# RECORDS FOR PROCESSING:
- Opening Delimiter -

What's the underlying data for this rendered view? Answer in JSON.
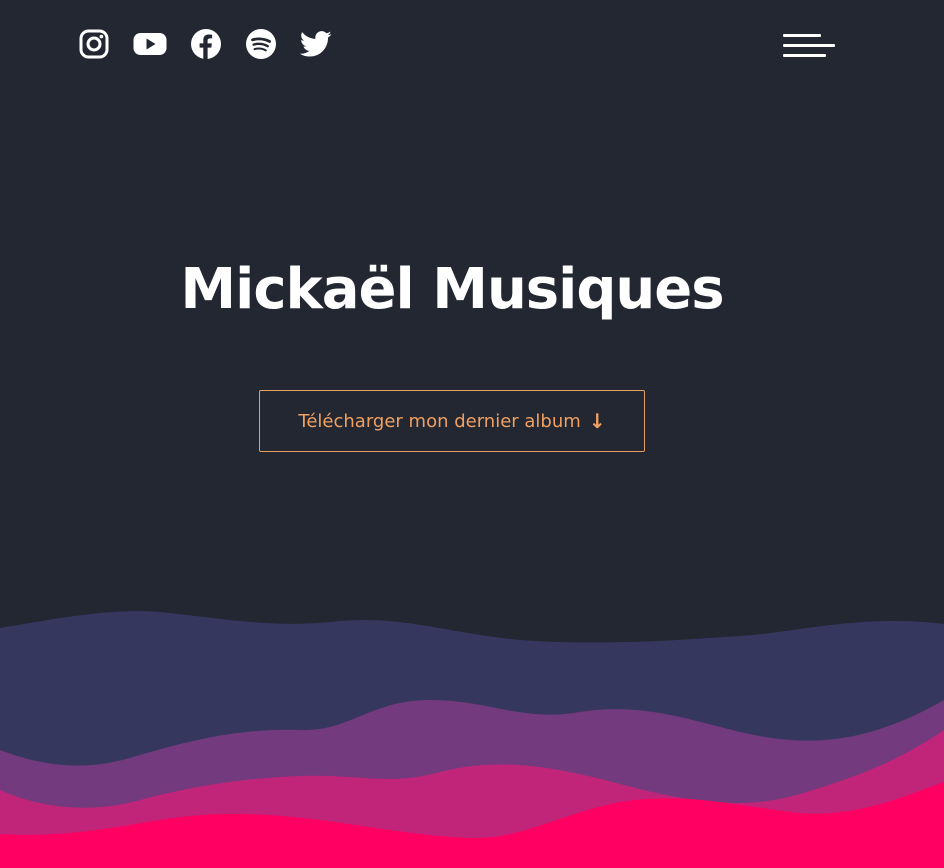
{
  "header": {
    "socials": [
      {
        "name": "instagram",
        "icon": "instagram-icon"
      },
      {
        "name": "youtube",
        "icon": "youtube-icon"
      },
      {
        "name": "facebook",
        "icon": "facebook-icon"
      },
      {
        "name": "spotify",
        "icon": "spotify-icon"
      },
      {
        "name": "twitter",
        "icon": "twitter-icon"
      }
    ],
    "menu_icon": "hamburger-menu-icon"
  },
  "hero": {
    "title": "Mickaël Musiques",
    "cta_label": "Télécharger mon dernier album",
    "cta_icon": "arrow-down-icon",
    "cta_arrow": "↓"
  },
  "colors": {
    "background": "#222731",
    "accent": "#f0a060",
    "wave_1": "#35375e",
    "wave_2": "#733a7d",
    "wave_3": "#c0257a",
    "wave_4": "#ff0062"
  }
}
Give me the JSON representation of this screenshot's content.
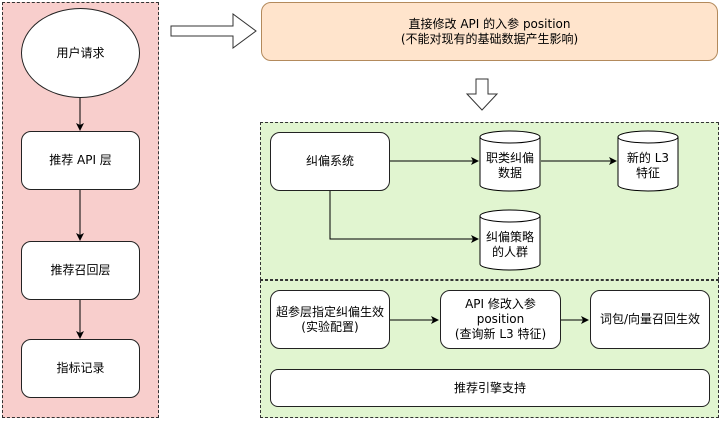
{
  "left_flow": {
    "user_request": "用户请求",
    "rec_api_layer": "推荐 API 层",
    "rec_recall_layer": "推荐召回层",
    "metric_record": "指标记录"
  },
  "top_note": "直接修改 API 的入参 position\n(不能对现有的基础数据产生影响)",
  "correction": {
    "system": "纠偏系统",
    "occupation_data": "职类纠偏\n数据",
    "new_l3": "新的 L3\n特征",
    "strategy_crowd": "纠偏策略\n的人群"
  },
  "pipeline": {
    "hyper_layer": "超参层指定纠偏生效\n(实验配置)",
    "api_modify": "API 修改入参\nposition\n(查询新 L3 特征)",
    "recall_effect": "词包/向量召回生效",
    "engine_support": "推荐引擎支持"
  },
  "colors": {
    "left_panel": "#f8cecc",
    "right_panel": "#e1f5d0",
    "note_box": "#ffe4cc"
  }
}
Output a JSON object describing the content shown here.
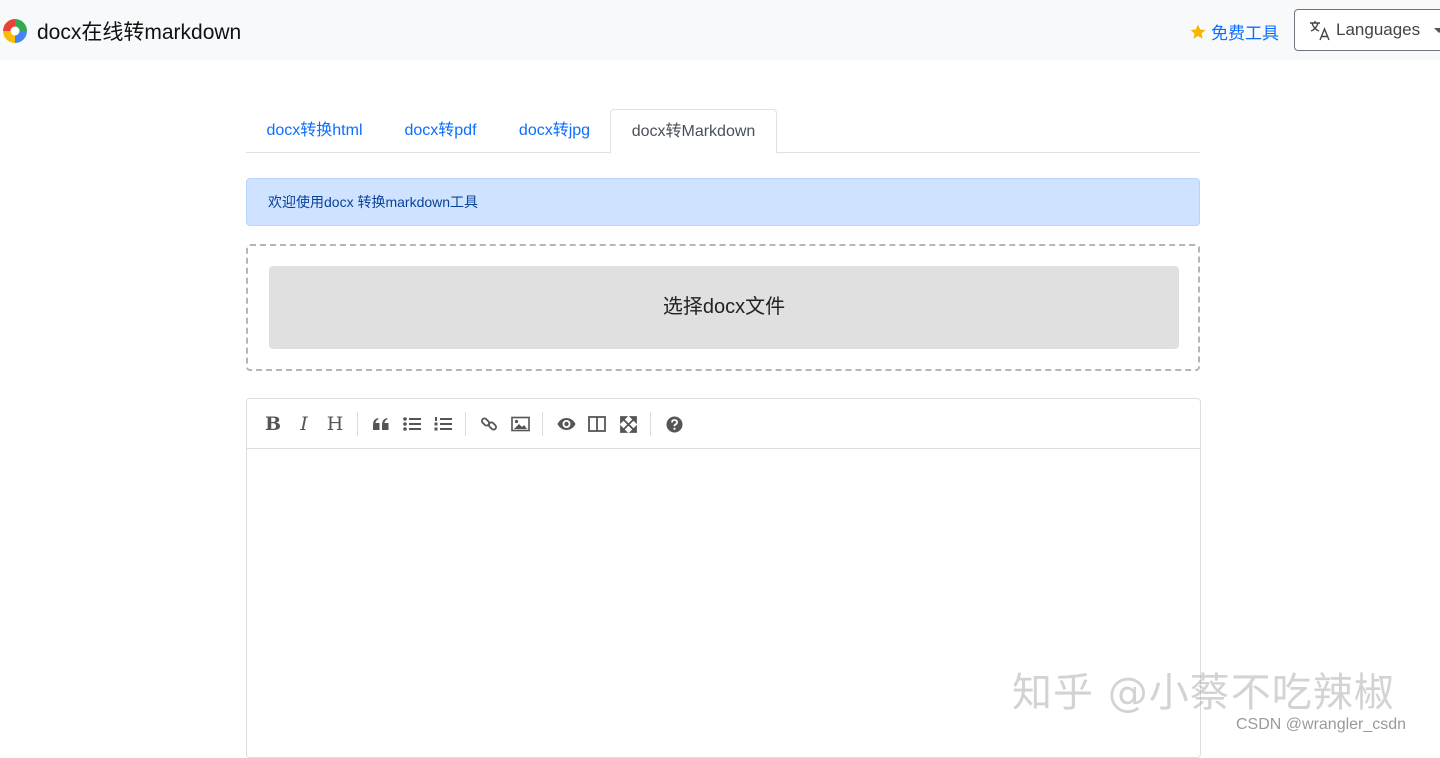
{
  "navbar": {
    "brand": "docx在线转markdown",
    "free_tools": "免费工具",
    "languages": "Languages"
  },
  "tabs": [
    {
      "label": "docx转换html",
      "active": false
    },
    {
      "label": "docx转pdf",
      "active": false
    },
    {
      "label": "docx转jpg",
      "active": false
    },
    {
      "label": "docx转Markdown",
      "active": true
    }
  ],
  "alert": {
    "text": "欢迎使用docx 转换markdown工具"
  },
  "upload": {
    "button_label": "选择docx文件"
  },
  "editor": {
    "toolbar": {
      "bold": "B",
      "italic": "I",
      "heading": "H"
    },
    "content": ""
  },
  "watermarks": {
    "zhihu": "知乎 @小蔡不吃辣椒",
    "csdn": "CSDN @wrangler_csdn"
  },
  "colors": {
    "link": "#0d6efd",
    "alert_bg": "#cfe2ff",
    "button_bg": "#e0e0e0",
    "star": "#f7b500"
  }
}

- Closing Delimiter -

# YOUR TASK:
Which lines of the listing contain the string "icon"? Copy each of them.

# WRITTEN REPLY:
        "icon": "instagram-icon"
        "icon": "youtube-icon"
        "icon": "facebook-icon"
        "icon": "spotify-icon"
        "icon": "twitter-icon"
    "menu_icon": "hamburger-menu-icon"
    "cta_icon": "arrow-down-icon",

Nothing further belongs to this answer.